Other researchers have found that big and/or older bucks often shed earlier, and suggest that this is due to the fact that their high social rank during the rut takes a physical toll on their body. Chasing does, not eating, fighting other bucks, all reduces their body condition, and thus when the rut ends, if they are really run down, their testosterone levels drop faster than normal, and this leads to casting of antlers. One New York study showed that 62 percent of bucks 3½-years old and older dropped their antlers by mid December, while only 23 percent of younger bucks did.
Tied to this poor nutrition theory is habitat. If habitat is over browsed, then the body condition of bucks will be poor. Since we know that testosterone levels drop when the bucks are under nourished, then a poor habitat may also cause them to drop antlers earlier. I would suspect then, that deep early snows, which would limit food intake, would also impact the time that antlers drop. In fact, studies show that further North, where snows are heavier, antlers begin to drop from mid December to late January.
If poor nutrition leads to early shedding then good nutrition should lead to late drops. Right? In fact, studies show that bucks from the Midwest farm country (where nutrition is very good) don’t seem to begin to drop antlers until mid January or later. Even though they rut hard, and their overall body condition is down, it apparently isn’t affected as much as deer from poorer habitats. Thus, they keep their antlers longer.
Good nutrition leads to one other factor that causes bucks to keep their antlers later in winter. When doe fawns have good feed, many get bred their first year. A study done in Iowa showed that almost 75 percent of doe fawns were bred, most during December, again leading to bucks keeping their antlers later than in other parts of the country. This correlation of good feed and good habitat to antler shedding has led several researchers to conclude that antler retention is a good measure of the habitat. If the antlers drop later, those bucks live in good habitat. If bucks tend to drop earlier, such as mid December to mid January, those bucks live in poor habitat.

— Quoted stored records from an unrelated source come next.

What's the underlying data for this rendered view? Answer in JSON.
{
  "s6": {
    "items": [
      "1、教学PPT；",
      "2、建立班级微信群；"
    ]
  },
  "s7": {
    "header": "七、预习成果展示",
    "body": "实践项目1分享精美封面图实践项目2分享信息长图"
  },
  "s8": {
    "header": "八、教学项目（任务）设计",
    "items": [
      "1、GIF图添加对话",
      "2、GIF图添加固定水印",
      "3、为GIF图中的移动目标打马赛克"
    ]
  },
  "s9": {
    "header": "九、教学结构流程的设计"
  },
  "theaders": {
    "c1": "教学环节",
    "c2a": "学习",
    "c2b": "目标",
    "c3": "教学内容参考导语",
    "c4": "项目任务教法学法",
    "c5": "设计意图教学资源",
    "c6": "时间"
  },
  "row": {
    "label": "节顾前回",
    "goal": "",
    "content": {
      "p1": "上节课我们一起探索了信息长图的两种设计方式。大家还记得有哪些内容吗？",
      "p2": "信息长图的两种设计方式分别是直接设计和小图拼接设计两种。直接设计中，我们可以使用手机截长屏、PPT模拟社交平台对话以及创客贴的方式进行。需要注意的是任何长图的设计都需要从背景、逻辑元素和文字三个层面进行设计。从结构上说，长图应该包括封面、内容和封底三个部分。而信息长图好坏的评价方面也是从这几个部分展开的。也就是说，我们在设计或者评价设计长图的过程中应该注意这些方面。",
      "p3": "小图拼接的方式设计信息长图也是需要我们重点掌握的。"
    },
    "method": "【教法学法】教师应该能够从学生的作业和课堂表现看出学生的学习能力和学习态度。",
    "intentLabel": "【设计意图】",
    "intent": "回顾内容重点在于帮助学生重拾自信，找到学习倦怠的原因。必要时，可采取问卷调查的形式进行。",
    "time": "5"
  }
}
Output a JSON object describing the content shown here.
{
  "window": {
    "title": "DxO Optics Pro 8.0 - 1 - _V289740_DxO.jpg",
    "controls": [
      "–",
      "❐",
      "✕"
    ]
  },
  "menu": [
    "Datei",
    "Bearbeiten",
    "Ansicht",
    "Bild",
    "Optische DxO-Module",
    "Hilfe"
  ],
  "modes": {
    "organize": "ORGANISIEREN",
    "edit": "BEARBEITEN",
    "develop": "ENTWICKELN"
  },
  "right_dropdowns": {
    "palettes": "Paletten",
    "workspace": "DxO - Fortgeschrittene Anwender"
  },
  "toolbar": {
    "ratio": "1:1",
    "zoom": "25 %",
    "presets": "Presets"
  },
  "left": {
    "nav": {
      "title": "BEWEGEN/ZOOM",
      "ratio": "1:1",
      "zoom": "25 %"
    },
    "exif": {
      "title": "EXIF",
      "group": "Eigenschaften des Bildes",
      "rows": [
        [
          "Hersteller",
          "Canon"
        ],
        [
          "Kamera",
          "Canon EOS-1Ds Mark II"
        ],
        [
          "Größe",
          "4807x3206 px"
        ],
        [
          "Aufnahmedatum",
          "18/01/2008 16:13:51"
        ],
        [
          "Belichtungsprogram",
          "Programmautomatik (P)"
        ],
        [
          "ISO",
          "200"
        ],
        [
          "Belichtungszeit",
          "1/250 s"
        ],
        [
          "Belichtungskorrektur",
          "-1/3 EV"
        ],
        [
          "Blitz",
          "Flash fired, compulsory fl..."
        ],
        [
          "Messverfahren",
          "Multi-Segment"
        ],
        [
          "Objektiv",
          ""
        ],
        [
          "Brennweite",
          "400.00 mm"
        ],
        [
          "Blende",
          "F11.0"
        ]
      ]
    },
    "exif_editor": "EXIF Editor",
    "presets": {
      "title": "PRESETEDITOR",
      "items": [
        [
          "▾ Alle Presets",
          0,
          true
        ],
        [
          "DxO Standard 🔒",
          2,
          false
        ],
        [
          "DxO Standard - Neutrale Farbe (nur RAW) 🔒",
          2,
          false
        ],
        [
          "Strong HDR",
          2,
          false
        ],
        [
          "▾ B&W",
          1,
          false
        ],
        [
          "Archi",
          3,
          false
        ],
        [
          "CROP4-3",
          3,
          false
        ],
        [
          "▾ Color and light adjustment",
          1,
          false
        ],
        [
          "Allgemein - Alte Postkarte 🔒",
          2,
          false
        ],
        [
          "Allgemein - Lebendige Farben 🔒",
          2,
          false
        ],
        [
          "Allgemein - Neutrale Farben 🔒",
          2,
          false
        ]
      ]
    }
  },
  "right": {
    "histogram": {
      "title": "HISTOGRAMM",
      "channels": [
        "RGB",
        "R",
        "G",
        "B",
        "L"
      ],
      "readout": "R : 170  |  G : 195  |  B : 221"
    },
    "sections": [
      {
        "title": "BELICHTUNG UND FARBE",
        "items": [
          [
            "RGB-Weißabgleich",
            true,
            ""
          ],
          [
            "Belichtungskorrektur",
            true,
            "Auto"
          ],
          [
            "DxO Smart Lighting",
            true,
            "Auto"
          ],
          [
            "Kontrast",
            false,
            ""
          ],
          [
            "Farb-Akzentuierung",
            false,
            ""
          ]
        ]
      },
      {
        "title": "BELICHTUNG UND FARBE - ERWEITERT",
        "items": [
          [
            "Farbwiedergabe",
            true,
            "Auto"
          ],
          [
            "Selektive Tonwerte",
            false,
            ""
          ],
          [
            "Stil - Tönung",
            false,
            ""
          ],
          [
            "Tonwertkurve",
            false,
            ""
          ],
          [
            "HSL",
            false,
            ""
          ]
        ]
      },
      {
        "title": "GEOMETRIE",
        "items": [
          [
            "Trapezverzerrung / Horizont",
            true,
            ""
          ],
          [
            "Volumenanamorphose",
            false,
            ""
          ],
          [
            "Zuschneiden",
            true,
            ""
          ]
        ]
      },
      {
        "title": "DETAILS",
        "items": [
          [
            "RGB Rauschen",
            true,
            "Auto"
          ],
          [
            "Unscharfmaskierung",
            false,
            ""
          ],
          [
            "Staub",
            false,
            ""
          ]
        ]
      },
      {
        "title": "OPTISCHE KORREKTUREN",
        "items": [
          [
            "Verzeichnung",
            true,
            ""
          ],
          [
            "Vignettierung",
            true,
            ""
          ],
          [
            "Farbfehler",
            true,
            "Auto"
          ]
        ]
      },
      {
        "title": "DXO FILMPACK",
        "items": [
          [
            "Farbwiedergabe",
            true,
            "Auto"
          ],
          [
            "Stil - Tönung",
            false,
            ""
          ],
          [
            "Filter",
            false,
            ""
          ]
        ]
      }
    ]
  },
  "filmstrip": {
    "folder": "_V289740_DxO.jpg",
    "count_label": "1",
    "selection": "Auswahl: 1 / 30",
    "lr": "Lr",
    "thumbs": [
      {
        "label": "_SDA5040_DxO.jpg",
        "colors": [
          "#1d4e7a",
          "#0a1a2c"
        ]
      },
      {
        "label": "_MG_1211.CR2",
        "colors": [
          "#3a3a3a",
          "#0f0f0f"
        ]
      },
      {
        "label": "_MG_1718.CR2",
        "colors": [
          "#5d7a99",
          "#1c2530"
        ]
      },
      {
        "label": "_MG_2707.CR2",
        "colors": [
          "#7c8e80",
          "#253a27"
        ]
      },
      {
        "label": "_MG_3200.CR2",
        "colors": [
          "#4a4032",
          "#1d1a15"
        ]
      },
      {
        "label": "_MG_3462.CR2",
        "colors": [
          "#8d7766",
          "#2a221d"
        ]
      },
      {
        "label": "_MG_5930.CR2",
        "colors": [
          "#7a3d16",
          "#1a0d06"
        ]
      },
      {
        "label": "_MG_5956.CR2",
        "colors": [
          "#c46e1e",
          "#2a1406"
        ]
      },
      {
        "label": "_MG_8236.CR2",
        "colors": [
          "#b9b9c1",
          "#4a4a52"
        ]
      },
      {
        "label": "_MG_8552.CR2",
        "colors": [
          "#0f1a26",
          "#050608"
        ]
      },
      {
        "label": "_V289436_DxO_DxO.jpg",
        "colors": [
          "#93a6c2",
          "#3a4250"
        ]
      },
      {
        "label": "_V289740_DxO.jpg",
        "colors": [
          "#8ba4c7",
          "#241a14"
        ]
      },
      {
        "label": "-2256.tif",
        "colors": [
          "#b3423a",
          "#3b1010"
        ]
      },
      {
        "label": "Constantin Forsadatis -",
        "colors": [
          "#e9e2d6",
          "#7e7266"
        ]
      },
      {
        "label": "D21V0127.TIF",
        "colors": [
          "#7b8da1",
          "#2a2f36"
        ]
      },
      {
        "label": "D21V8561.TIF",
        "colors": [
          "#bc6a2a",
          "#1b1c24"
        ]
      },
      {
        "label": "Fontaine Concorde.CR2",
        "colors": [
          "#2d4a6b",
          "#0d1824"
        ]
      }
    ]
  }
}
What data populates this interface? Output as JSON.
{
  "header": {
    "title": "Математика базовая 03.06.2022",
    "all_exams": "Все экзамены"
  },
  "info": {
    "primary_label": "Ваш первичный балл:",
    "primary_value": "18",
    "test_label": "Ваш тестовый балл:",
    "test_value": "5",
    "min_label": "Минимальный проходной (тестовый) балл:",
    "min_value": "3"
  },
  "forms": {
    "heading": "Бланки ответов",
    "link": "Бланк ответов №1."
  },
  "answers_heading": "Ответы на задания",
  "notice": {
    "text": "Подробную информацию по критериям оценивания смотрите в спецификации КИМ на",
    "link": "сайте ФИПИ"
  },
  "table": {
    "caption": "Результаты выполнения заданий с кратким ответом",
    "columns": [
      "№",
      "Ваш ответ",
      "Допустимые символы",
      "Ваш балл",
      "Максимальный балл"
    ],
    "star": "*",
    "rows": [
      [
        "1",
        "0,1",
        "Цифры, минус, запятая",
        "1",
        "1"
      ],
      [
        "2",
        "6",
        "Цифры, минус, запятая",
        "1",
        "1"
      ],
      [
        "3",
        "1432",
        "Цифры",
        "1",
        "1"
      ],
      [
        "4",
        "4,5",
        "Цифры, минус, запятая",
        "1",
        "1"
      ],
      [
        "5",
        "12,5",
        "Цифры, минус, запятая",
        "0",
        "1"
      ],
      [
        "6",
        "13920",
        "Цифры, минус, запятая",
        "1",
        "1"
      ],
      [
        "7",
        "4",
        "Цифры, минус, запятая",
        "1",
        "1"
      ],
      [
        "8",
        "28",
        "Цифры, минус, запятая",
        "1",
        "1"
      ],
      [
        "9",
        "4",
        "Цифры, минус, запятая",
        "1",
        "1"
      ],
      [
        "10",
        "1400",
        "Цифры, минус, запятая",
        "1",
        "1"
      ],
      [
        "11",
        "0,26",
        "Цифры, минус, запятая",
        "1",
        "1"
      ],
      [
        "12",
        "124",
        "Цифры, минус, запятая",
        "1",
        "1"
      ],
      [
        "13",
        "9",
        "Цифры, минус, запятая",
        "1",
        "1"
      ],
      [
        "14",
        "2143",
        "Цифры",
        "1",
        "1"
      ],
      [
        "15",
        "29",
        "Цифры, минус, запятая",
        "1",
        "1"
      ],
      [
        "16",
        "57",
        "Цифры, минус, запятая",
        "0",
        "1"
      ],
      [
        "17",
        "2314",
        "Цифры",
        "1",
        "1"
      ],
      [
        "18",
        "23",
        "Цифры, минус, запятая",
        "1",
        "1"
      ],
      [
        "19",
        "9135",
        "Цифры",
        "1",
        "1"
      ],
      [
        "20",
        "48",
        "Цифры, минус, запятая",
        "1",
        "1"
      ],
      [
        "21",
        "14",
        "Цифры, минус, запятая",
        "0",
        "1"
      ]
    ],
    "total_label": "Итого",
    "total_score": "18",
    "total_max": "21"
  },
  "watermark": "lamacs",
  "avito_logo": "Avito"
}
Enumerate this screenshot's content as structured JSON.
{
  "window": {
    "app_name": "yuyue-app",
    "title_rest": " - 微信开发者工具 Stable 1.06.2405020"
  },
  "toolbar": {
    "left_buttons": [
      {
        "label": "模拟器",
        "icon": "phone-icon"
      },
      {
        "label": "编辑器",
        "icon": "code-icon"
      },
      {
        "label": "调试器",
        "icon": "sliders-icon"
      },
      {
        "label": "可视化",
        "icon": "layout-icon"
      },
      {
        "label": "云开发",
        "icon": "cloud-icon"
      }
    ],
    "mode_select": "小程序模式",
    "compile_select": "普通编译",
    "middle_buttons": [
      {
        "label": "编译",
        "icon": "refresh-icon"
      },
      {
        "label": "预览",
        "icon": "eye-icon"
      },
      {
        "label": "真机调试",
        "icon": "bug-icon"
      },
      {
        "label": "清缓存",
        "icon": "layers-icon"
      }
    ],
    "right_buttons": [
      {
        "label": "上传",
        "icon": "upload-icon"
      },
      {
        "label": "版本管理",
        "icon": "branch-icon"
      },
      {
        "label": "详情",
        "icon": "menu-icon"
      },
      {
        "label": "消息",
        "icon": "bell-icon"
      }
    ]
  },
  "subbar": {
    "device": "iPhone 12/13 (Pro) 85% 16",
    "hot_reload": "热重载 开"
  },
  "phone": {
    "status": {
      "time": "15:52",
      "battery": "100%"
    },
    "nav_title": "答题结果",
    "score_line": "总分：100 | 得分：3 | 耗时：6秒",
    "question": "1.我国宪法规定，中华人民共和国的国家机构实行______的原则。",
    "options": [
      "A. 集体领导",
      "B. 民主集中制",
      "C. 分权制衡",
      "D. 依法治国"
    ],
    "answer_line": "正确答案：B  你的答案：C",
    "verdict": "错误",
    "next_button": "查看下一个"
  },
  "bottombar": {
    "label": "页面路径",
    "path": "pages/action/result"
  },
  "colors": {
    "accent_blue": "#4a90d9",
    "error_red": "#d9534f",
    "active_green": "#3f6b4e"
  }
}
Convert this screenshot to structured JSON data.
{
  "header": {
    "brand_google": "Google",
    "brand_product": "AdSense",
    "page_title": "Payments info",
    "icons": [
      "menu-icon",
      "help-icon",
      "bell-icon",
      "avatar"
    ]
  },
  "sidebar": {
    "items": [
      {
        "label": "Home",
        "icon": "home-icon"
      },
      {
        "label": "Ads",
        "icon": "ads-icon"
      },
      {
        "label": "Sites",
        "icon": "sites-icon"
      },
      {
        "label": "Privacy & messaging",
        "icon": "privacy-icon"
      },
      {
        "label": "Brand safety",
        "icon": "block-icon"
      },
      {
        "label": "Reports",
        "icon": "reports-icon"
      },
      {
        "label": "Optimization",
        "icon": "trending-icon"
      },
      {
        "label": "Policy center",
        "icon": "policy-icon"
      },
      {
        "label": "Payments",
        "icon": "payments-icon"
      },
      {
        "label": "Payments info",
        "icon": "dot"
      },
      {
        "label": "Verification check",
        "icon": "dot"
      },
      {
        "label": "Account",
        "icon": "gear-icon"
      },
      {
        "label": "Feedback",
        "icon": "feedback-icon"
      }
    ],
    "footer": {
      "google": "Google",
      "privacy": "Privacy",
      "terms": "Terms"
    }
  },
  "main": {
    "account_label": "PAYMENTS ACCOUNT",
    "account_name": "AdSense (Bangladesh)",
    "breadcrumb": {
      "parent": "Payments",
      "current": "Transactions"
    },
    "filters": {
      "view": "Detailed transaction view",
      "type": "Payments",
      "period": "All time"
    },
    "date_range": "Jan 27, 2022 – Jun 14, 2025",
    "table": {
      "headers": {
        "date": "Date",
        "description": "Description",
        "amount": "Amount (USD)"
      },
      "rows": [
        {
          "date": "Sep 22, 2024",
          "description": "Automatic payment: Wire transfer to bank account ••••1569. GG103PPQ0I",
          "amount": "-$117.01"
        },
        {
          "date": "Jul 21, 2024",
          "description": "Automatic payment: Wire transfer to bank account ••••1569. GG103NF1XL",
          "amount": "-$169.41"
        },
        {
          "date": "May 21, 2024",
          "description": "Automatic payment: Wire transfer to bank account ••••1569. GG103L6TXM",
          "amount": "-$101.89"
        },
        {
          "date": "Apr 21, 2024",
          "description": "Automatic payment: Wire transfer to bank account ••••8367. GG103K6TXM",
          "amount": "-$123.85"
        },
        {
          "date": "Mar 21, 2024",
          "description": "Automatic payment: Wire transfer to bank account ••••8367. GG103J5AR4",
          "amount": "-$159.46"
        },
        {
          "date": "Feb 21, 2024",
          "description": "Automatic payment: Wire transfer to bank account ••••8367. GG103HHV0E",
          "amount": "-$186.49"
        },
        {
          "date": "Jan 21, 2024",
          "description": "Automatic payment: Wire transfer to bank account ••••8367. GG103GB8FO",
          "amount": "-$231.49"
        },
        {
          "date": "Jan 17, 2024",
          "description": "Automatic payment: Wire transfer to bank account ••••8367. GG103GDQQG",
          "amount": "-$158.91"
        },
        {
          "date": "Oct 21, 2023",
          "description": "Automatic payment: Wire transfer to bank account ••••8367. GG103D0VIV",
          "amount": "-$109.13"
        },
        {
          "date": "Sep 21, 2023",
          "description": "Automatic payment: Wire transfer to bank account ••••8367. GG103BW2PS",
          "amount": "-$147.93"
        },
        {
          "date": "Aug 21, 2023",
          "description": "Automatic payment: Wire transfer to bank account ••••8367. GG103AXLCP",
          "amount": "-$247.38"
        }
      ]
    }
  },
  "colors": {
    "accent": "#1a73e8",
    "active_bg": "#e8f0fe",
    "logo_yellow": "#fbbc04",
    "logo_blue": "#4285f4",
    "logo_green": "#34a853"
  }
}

Earlier I mentioned that when you have lots of does, there may be some later winter breeding, and this keeps testosterone levels higher, longer, leading to late shedding of antlers. However, usually when you have high doe numbers you get over browsed habitat, and poor nutrition. As just mentioned this leads to early shedding. Hmmm. No wonder hunters banter this about every years. So many variables can impact the time when antlers shed.
One researcher in Mississippi looked at the casting dates for individual bucks in captivity and found that as long as the environment was the same, individual bucks dropped their antlers about the same date every year. These captive bucks got the same diet all the time, thus their body condition probably stayed the same after the rut, year after year. The fact they dropped their antlers on the same date each year suggests some kind of innate program within each buck that causes them to drop their antlers. That’s fine for captive bucks, but in the wild the factors listed above would come into play, causing the great variation we see in the timing of antler drop.
The question of why some bucks drop early or late is not an easy to answer simply because there are so many things happening in deer woods that impact antler casting. Will knowing all this impact your hunting success? Of course not, but I hope that I’ve "shed" some light on why there is so much variation in the timing antlers are cast.